  16. LovingPeds

    Nurses Refilling Prescriptions

    Yes, this is okay and acceptable. I can give you an example of a similar inpatient scenario. Working inpatient pediatrics something as simple as ibuprofen is weight based. Our order would be something like "ibuprofen 10mg / kg every 6 hours PRN for pain" or "ibuprofen for weight and age every 6 hours PRN for fever". It was up to us to write the dose and update it as needed if there was a large weight change over time. For age meaning not to exceed the recommended dose for that age or to use the adult dose if adult weight. For instance, if the child was hospitalized for 6 months and gained 5 pounds in that time, the dose could be updated to reflect the order. It's not prescribing to do that. The order itself is weight-based. Joint Commission even saw these orders and said nothing about them on numerous occasions. What you are doing is updating an existing order to reflect a current weight. This is very common in medical fields or with medications that require weight-based dosing. You are not technically prescribing or writing an order as you have an order for the medication in place by a provider only requiring you to reflect current weight in dosing. With chronic diseases, the providers often prescribe with the intention for these patients to be on this medication until they see them at the next follow-up unless complications occur or they specify for X amount of time. Refilling medications as you are is not uncommon in these types of situations usually based on an office protocol put in place by the providers. As a provider, my nurse often refills medications using a protocol set by our office as to which medications can be refilled and for how many times before we need to see them back. I as an authorized provider designate for her to refill the prescription for me based on the protocols we have set. She sends the refill in my name to the pharmacy because I am the authorized provider whose protocol she is following. She is not writing my orders, she is independently following my orders. This protocol helps me. If I had to approve every refill myself before it went to the pharmacy there could be delays in people getting their medications.
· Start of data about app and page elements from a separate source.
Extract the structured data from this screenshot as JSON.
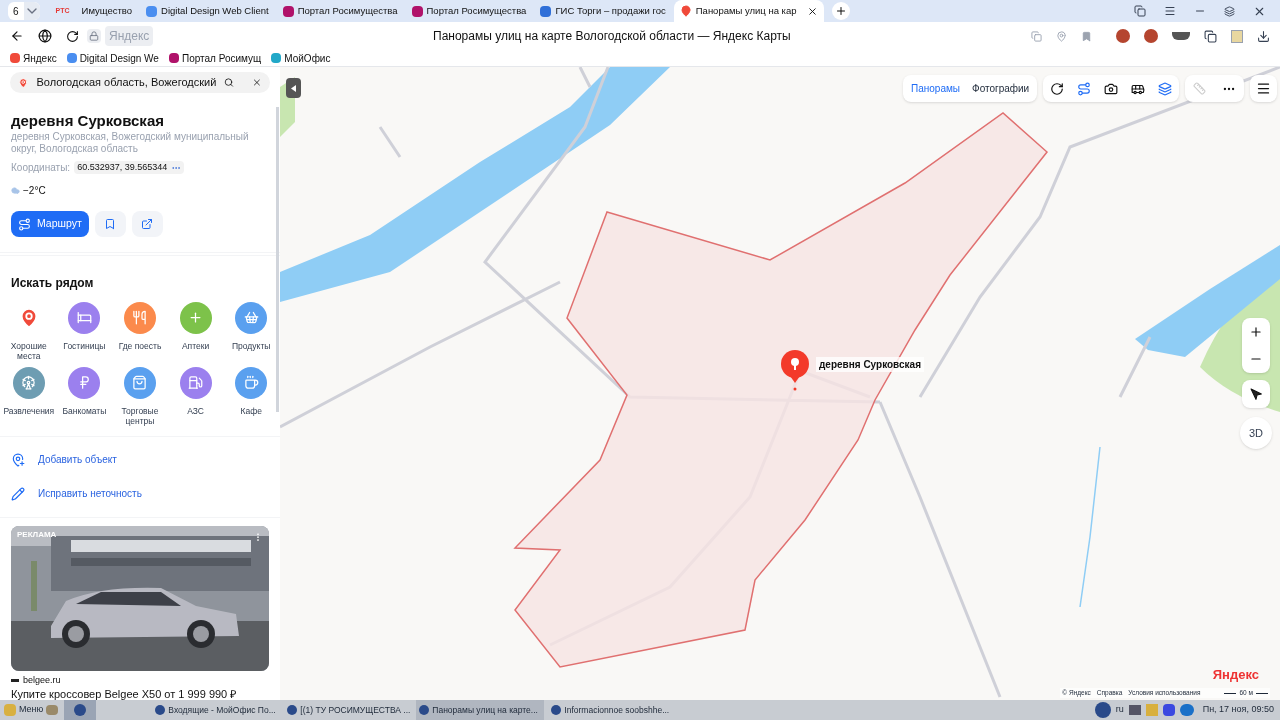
{
  "browser": {
    "tab_count": "6",
    "tabs": [
      {
        "title": "Имущество",
        "badge": "РТС",
        "selected": false
      },
      {
        "title": "Digital Design Web Client",
        "selected": false
      },
      {
        "title": "Портал Росимущества",
        "selected": false
      },
      {
        "title": "Портал Росимущества",
        "selected": false
      },
      {
        "title": "ГИС Торги – продажи гос",
        "selected": false
      },
      {
        "title": "Панорамы улиц на кар",
        "selected": true
      }
    ],
    "address": "Яндекс",
    "page_title": "Панорамы улиц на карте Вологодской области — Яндекс Карты",
    "bookmarks": [
      "Яндекс",
      "Digital Design We",
      "Портал Росимущ",
      "МойОфис"
    ]
  },
  "sidebar": {
    "search": {
      "value": "Вологодская область, Вожегодский"
    },
    "place": {
      "title": "деревня Сурковская",
      "address": "деревня Сурковская, Вожегодский муниципальный округ, Вологодская область",
      "coords_label": "Координаты:",
      "coords": "60.532937, 39.565344",
      "weather": "−2°C"
    },
    "route_button": "Маршрут",
    "nearby": {
      "title": "Искать рядом",
      "categories": [
        {
          "kind": "best",
          "label": "Хорошие места",
          "color": "#f04a3a"
        },
        {
          "kind": "hotel",
          "label": "Гостиницы",
          "color": "#9b80ee"
        },
        {
          "kind": "food",
          "label": "Где поесть",
          "color": "#fb8a4c"
        },
        {
          "kind": "pharmacy",
          "label": "Аптеки",
          "color": "#7dc24a"
        },
        {
          "kind": "grocery",
          "label": "Продукты",
          "color": "#5aa0ef"
        },
        {
          "kind": "fun",
          "label": "Развлечения",
          "color": "#6e9db2"
        },
        {
          "kind": "atm",
          "label": "Банкоматы",
          "color": "#9b80ee"
        },
        {
          "kind": "mall",
          "label": "Торговые центры",
          "color": "#5aa0ef"
        },
        {
          "kind": "fuel",
          "label": "АЗС",
          "color": "#9b80ee"
        },
        {
          "kind": "cafe",
          "label": "Кафе",
          "color": "#5aa0ef"
        }
      ]
    },
    "actions": [
      {
        "kind": "add",
        "label": "Добавить объект"
      },
      {
        "kind": "edit",
        "label": "Исправить неточность"
      }
    ],
    "ad": {
      "label": "РЕКЛАМА",
      "domain": "belgee.ru",
      "headline": "Купите кроссовер Belgee X50 от 1 999 990 ₽"
    }
  },
  "map": {
    "modes": [
      {
        "label": "Панорамы",
        "selected": true
      },
      {
        "label": "Фотографии",
        "selected": false
      }
    ],
    "marker_label": "деревня Сурковская",
    "view_3d": "3D",
    "logo": "Яндекс",
    "footer": [
      "© Яндекс",
      "Справка",
      "Условия использования"
    ],
    "scale": "60 м"
  },
  "taskbar": {
    "menu": "Меню",
    "windows": [
      {
        "title": "Входящие - МойОфис По...",
        "selected": false
      },
      {
        "title": "[(1) ТУ РОСИМУЩЕСТВА ...",
        "selected": false
      },
      {
        "title": "Панорамы улиц на карте...",
        "selected": true
      },
      {
        "title": "Informacionnoe soobshhe...",
        "selected": false
      }
    ],
    "lang": "ru",
    "clock": "Пн, 17 ноя, 09:50"
  }
}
I often times don't see these notifications until the end of the day or the next day depending on how busy we are in the office.